This exhibition leaves you feeling as if you’ve been punched in the stomach. The magenta colour of the animation of choppy waves which runs unbroken around three walls of the inside creates a sense of dread: it looks extremely chilly. You feel a bit smug knowing that you are not about to be tipped into them. Which of course was exactly what happened to the ‘cargo’ of slaves in the Turner painting which is the direct source of the imagery.
In the inner room of the gallery are two workstations which incorporate gym machines. The irony of these expensive products of western capitalism ( which we are invited to use) seems especially vivid in the case of the rowing machine. Unlike the captives on the Slave Ship, our hard labour is voluntary. The monitors in front show a whole range of imagery, including an avatar and Eartha Kitt singing ‘I want to be evil’.
Sondra Perry’s focus on black experience is becoming increasingly combative and it is her remarkable formal accomplishment which gives the extra blast to her material. Most of us would pay lip service to the sentiment that the legacy of slavery will never fade but her work brings you hard up against this horrible fact.

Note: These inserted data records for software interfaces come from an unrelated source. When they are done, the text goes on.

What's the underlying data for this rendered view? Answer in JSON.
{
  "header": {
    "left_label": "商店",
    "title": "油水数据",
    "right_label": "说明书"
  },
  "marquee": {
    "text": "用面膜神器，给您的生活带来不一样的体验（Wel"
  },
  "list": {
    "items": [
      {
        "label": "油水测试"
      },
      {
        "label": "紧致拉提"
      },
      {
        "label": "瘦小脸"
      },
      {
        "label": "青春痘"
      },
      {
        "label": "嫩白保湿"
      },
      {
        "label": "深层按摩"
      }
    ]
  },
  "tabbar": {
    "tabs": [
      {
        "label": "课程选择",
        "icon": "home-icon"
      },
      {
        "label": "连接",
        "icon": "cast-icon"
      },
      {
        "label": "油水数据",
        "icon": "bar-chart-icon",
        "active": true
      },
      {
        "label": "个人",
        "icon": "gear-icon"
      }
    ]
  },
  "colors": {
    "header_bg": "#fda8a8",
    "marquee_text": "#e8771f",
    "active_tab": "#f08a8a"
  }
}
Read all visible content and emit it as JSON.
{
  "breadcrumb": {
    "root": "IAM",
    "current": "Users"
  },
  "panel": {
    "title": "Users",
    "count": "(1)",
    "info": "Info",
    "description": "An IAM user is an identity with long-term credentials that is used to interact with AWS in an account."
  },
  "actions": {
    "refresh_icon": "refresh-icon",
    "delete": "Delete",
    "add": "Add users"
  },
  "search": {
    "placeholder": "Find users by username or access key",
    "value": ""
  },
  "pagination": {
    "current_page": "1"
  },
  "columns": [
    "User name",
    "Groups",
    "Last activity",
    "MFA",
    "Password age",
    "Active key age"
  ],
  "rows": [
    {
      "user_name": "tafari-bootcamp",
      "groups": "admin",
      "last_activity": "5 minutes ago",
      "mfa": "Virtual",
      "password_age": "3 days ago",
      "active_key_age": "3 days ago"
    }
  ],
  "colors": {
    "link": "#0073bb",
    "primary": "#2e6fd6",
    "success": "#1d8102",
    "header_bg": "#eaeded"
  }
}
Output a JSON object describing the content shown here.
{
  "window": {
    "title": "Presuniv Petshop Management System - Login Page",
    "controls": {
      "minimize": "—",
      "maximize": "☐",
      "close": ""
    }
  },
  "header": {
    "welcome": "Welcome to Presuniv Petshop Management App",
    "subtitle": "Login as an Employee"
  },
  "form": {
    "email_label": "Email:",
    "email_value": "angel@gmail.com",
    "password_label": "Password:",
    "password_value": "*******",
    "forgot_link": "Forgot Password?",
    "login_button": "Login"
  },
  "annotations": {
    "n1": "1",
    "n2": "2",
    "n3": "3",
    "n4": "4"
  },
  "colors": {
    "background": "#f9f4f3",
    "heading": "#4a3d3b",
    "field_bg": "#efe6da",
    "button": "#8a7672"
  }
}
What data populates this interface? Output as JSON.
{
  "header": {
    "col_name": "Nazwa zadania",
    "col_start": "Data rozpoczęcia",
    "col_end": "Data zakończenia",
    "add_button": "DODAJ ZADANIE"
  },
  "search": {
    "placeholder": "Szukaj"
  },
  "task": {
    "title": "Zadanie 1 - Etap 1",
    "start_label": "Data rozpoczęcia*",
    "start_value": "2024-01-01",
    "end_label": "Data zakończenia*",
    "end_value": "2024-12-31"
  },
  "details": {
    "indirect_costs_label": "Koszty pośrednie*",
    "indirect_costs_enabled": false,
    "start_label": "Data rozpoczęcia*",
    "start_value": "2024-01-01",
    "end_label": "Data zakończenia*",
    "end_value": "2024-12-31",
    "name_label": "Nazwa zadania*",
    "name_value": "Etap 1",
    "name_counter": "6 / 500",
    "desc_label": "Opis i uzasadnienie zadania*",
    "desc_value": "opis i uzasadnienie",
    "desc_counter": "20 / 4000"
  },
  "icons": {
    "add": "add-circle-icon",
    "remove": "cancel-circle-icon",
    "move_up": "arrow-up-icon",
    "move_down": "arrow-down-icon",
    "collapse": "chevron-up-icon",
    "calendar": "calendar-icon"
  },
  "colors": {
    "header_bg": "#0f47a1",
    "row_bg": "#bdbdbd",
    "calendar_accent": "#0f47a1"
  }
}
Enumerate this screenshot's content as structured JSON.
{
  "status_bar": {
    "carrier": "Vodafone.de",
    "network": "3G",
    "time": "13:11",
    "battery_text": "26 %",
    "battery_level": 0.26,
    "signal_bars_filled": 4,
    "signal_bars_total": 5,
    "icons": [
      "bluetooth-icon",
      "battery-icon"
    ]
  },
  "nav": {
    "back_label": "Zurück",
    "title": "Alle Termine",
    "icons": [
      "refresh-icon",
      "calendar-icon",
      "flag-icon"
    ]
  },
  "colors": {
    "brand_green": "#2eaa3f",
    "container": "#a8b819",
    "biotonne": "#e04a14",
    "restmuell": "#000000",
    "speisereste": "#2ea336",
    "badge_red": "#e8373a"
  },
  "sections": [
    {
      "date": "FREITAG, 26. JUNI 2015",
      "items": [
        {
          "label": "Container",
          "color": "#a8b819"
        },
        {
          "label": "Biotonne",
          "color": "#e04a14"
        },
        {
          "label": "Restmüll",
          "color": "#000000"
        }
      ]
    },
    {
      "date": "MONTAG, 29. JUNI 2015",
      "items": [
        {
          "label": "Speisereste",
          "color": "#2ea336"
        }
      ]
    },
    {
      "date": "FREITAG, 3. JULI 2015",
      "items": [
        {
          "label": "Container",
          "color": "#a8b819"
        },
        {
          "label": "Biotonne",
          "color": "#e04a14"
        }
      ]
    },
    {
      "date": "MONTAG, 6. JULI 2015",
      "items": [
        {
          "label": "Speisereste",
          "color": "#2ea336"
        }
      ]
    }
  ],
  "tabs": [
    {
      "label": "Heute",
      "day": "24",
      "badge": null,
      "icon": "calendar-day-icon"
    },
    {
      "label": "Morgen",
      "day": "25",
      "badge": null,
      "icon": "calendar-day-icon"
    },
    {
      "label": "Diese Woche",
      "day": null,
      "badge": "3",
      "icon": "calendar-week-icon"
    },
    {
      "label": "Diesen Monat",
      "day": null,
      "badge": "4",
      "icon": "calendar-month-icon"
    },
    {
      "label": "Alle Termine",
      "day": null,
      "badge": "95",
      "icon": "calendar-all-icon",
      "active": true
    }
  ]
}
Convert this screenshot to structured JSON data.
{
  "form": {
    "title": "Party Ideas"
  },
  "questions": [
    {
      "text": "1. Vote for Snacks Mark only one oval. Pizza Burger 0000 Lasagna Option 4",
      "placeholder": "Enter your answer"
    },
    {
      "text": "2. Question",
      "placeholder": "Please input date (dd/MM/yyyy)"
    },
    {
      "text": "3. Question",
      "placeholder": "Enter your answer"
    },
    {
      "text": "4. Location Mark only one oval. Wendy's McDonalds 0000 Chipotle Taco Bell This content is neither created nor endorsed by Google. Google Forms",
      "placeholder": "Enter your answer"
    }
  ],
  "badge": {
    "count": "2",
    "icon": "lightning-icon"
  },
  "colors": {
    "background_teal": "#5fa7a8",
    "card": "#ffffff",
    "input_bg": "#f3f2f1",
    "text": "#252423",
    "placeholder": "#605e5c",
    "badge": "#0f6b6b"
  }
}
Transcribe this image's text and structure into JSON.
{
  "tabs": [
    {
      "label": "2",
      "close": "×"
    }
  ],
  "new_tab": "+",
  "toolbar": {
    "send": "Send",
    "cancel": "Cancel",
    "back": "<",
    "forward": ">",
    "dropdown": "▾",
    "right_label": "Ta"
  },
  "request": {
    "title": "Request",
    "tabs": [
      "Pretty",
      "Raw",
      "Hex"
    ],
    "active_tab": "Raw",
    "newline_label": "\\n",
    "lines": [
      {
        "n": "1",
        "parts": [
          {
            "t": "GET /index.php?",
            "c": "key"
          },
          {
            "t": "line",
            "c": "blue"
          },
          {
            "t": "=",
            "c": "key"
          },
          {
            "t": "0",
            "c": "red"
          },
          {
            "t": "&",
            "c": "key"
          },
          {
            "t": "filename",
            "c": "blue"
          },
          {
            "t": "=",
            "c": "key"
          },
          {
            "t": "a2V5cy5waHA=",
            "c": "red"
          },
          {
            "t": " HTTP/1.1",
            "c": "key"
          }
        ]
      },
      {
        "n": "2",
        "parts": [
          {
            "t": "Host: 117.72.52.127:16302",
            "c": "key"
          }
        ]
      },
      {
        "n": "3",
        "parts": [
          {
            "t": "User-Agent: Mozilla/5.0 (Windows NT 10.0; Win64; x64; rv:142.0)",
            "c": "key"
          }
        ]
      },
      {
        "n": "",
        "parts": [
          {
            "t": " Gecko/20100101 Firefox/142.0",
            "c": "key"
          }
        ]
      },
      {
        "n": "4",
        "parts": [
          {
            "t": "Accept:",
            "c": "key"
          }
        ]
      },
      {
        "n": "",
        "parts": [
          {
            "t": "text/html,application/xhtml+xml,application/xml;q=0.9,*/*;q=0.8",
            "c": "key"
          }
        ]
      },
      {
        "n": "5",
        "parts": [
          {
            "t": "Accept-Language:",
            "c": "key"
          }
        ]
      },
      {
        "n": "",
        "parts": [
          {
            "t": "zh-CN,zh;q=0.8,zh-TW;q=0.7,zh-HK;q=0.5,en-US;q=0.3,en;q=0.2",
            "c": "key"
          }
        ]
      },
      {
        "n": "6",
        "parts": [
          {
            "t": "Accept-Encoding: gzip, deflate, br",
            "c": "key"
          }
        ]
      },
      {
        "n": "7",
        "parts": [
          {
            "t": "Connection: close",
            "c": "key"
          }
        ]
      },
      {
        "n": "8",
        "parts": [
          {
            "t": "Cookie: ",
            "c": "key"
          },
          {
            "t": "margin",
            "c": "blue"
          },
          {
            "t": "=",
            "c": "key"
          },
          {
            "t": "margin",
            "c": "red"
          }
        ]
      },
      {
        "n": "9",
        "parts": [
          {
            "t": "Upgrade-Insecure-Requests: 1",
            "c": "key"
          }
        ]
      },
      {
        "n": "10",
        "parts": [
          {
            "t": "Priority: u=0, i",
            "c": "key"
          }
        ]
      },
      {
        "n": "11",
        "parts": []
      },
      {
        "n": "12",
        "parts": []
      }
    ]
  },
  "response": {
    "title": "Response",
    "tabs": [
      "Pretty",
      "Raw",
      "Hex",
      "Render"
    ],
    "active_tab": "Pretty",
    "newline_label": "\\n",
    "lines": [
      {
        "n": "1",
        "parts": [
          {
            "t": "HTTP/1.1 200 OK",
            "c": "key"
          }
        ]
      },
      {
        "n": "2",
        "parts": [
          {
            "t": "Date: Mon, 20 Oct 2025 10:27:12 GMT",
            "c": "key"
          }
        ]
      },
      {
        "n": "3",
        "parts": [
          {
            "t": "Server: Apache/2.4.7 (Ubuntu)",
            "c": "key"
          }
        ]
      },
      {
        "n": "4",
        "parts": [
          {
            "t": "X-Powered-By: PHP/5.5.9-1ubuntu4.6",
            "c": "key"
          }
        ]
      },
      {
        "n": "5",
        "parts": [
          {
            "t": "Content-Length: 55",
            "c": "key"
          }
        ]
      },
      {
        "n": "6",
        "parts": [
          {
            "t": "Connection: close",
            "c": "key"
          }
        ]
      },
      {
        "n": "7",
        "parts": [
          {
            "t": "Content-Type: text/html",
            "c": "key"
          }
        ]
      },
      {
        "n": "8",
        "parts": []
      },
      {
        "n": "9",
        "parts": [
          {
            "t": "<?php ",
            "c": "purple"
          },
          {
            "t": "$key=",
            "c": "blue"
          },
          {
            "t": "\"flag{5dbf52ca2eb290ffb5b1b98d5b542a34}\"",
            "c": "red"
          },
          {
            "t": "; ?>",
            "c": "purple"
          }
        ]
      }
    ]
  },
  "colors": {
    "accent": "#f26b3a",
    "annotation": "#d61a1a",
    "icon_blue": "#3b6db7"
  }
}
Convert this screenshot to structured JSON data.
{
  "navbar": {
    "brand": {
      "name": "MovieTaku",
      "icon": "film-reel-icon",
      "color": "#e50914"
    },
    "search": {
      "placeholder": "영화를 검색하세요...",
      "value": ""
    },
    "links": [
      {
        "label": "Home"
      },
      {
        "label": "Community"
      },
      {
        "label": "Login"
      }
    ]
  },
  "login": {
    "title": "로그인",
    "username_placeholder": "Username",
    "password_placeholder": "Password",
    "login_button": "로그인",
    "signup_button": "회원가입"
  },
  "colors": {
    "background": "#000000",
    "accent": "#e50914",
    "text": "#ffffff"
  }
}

Sondra Perry, ‘Typhoon coming on’ is at the Serpentine Sackler Galleries until 20 May